-- Information given follows --

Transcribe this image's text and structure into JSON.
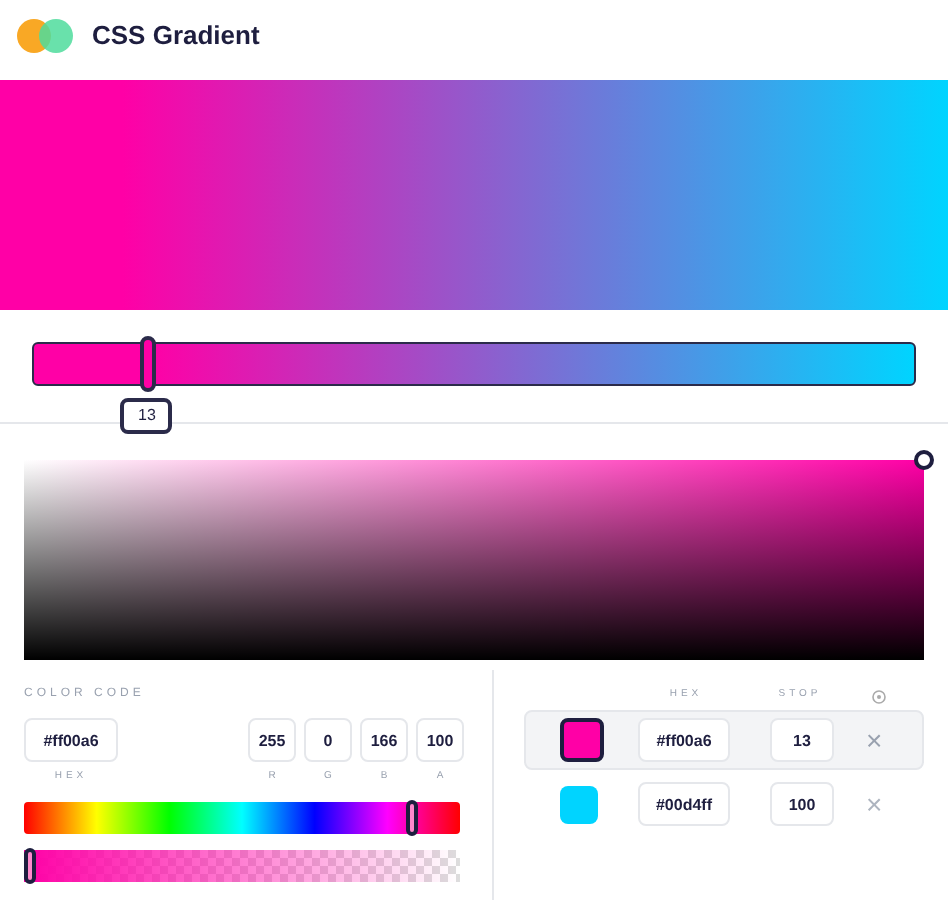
{
  "app": {
    "title": "CSS Gradient"
  },
  "gradient_bar": {
    "handle_label": "13",
    "level": 0.13
  },
  "color_code": {
    "label": "COLOR CODE",
    "hex": {
      "value": "#ff00a6",
      "label": "HEX"
    },
    "channels": [
      {
        "value": "255",
        "label": "R"
      },
      {
        "value": "0",
        "label": "G"
      },
      {
        "value": "166",
        "label": "B"
      },
      {
        "value": "100",
        "label": "A"
      }
    ],
    "hue_slider": {
      "level": 0.89
    },
    "alpha_slider": {
      "level": 0
    }
  },
  "stops": {
    "columns": [
      "HEX",
      "STOP"
    ],
    "rows": [
      {
        "color": "#ff00a6",
        "hex": "#ff00a6",
        "stop": "13",
        "selected": true,
        "remove": "×"
      },
      {
        "color": "#00d4ff",
        "hex": "#00d4ff",
        "stop": "100",
        "selected": false,
        "remove": "×"
      }
    ]
  }
}
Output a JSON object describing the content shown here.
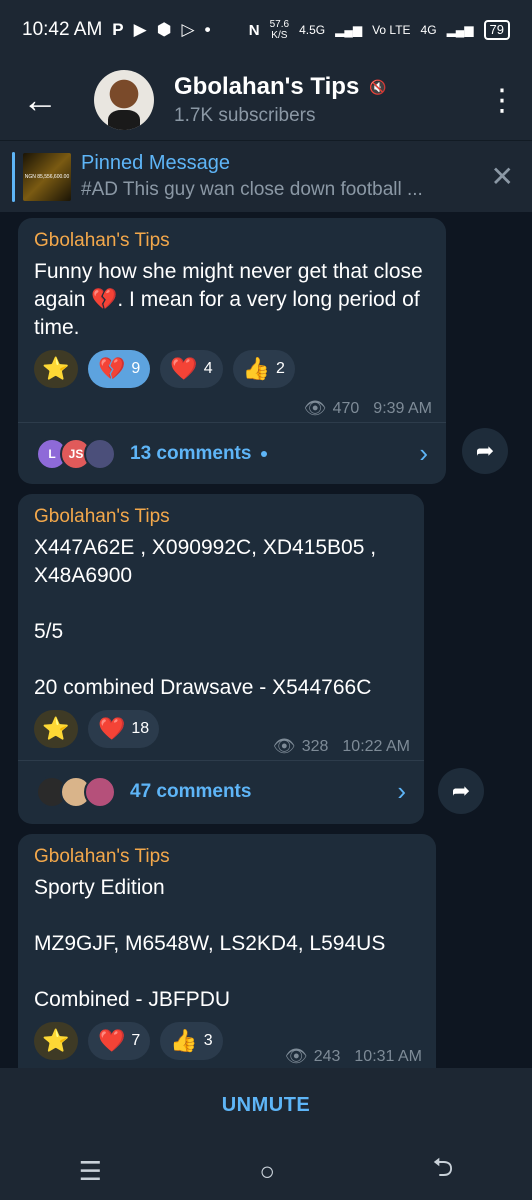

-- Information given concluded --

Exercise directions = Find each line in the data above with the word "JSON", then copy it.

Solved exercise =
Transcribe this image's text and structure into JSON.
Output a JSON object describing the content shown here.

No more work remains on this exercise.